1,090 330 16.5 3,336 E 70.8 869 2,985 70:3 809 65.8 301 7.1 3.3 39 50 1.2 21 1. 7 - 906 29.2 Pregnancies terminated prematurely.. 21.4 359 Spontaneous- ____ __ _ ____ ___ ____ __ 376 8.9 80 6.5 Therapeutic ______________________ Physician--- _ __ _ _ __ ____ _ _ __ __ _ ___ 1::: t:; 1Z 1;:9" Midwife- _ ____ __ _ __ _ __ _ ___ _ __ ___ _ 2:; Self-induced- _ _ _ ___ _ ____ ___ _ _ __ _ _ ;:; ti ::i ~- Total,------,----,,------,----- 4,242 100.0 1,228 100.0

573 28.7 2,000 2,347 82.6 6,563 2,104 74.0 5,909 7. 5 554 224 29 - 1. 1 - 100 495 17.4 1,177 264 9.3 724 ki 2:; 3:: 121 ‘i:: 11; 463 - -~ 2,842 100.0 a 8,340

78.6 70.9 6. 6 1. 2 21.4 8.5 i:;

::"6 100.0

1 The total also includes 11 children, 4 spontaneous abortions and 13 abortions performed by physicians among the women of no religious athhations, or whose affiliation was not recorded. 2 The difference between this figure and the total number of pregnancies is due to 26 twin births.

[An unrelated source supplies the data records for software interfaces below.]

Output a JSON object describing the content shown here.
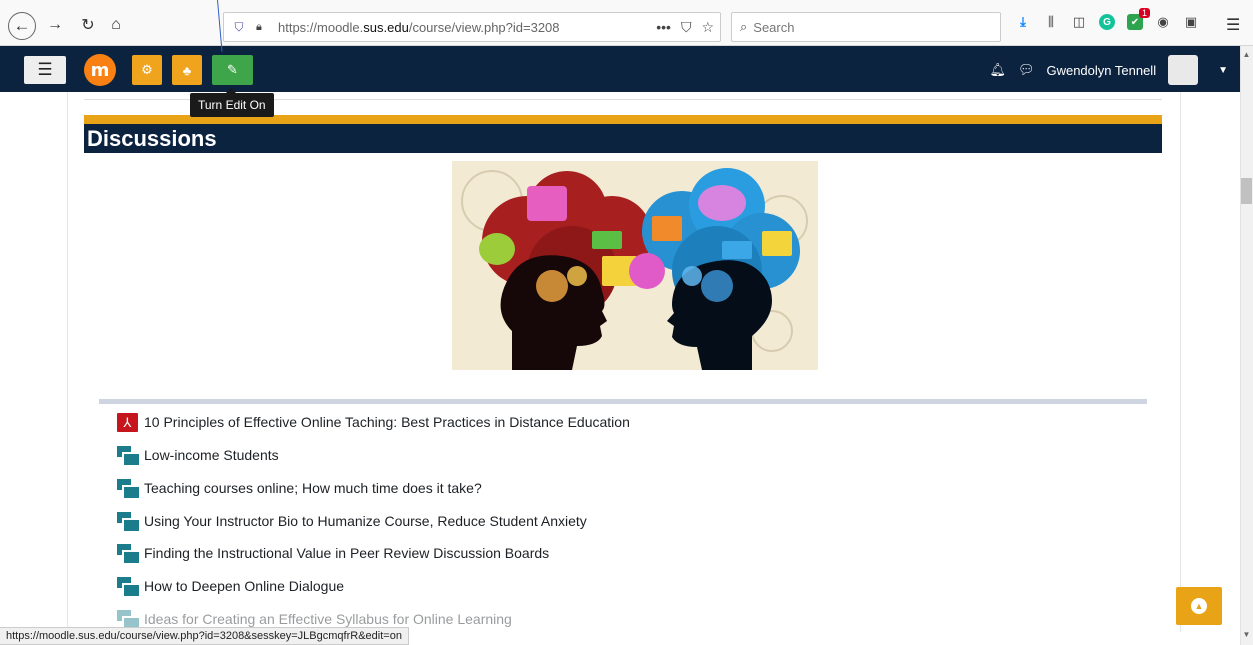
{
  "browser": {
    "url_prefix": "https://moodle.",
    "url_domain": "sus.edu",
    "url_path": "/course/view.php?id=3208",
    "search_placeholder": "Search",
    "notification_count": "1"
  },
  "navbar": {
    "user_name": "Gwendolyn Tennell",
    "logo_letter": "m"
  },
  "tooltip": {
    "text": "Turn Edit On"
  },
  "section": {
    "title": "Discussions"
  },
  "activities": [
    {
      "type": "pdf",
      "label": "10 Principles of Effective Online Taching: Best Practices in Distance Education"
    },
    {
      "type": "forum",
      "label": "Low-income Students"
    },
    {
      "type": "forum",
      "label": "Teaching courses online; How much time does it take?"
    },
    {
      "type": "forum",
      "label": "Using Your Instructor Bio to Humanize Course, Reduce Student Anxiety"
    },
    {
      "type": "forum",
      "label": "Finding the Instructional Value in Peer Review Discussion Boards"
    },
    {
      "type": "forum",
      "label": "How to Deepen Online Dialogue"
    },
    {
      "type": "forum",
      "label": "Ideas for Creating an Effective Syllabus for Online Learning"
    }
  ],
  "status_bar": {
    "link": "https://moodle.sus.edu/course/view.php?id=3208&sesskey=JLBgcmqfrR&edit=on"
  },
  "icons": {
    "back": "back-arrow-icon",
    "forward": "forward-arrow-icon",
    "reload": "reload-icon",
    "home": "home-icon",
    "menu": "hamburger-icon",
    "bell": "bell-icon",
    "chat": "chat-icon",
    "scroll_top": "chevron-up-icon"
  },
  "colors": {
    "navbar": "#0c2340",
    "gold": "#e8a317",
    "edit_green": "#3fa54a",
    "admin_orange": "#f0a31d",
    "forum_teal": "#1b7c8c",
    "pdf_red": "#c4161c"
  }
}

I have carefully examined the so-called “economic security bill ” introduced by Senator Wagner and Representative Lewis. I am in complete accord with the stated purposes of the bill, namely, to provide, among other things, for a system of unemployment insurance and old-age protection for American workers. I believe, however, that the bill as it now stands must be amended in several vital particulars before it can hope to secure the desired objectives in any worthy way. To enact a law which, while purporting to provide economic security for the workers, fails to do so in any large measure, would, in my opinion, be a social catastrophe. I am aware that the argument is made that an imperfect law is at least a beginning, and that improvements can be made later. This is true in many legislative matters. But in the present case, there is the grave danger that a law which is palpably imperfect will result in discrediting the whole idea of economic security legislation, and that vast numbers of workers, whom the law is supposed to benefit, will find themselves unprotected and will feel themselves deceived. k Therefore! it seems to me to be imperative that the proposed law be made as excellent as it can be made at ‘the very start, and that, at the least, certain evident imperfections be corrected. The most evident imperfection is the failure of the present bill to deal with unemployment insurance as a national problem. At the National Conference on Economic Security, on November 14, last, I expressed my views on this point in some de tail. These views were, briefly, that any unemployment insurance to be effective must be national in scope and operation, and that it must be organized and operated under the auspices of the Federal Government. An unemployment insurance system has to deal with industrial problems, and industry is organized primarily on a national basis. All of our basic industries-iron and steel manufat turing, coal mining, textile manufacturing, transportation, etc.-are national in scope and operation. Bituminous coal mining, for example, extends in to more than 30 States; competition is interstate; wage agreements are made entirely without regard to State ‘laws. To attempt to impose upon such an industry a series of unemployment insurance systems, based on State boundaries, would be harmful to operators as well as to mine workers. For the operators, it would make fair competitive practices still more difficult; for the workers, it would mean that employees in one State might be well pro tee ted in the matter of unemploymen t insurance, while those in an adjacent State might have little or no protection, and workers moving from one State to another would be absolutely unprotected. The above is the gist of my remarks on this subject at the national conference last November, some 2 months before the present bill was drafted. My views’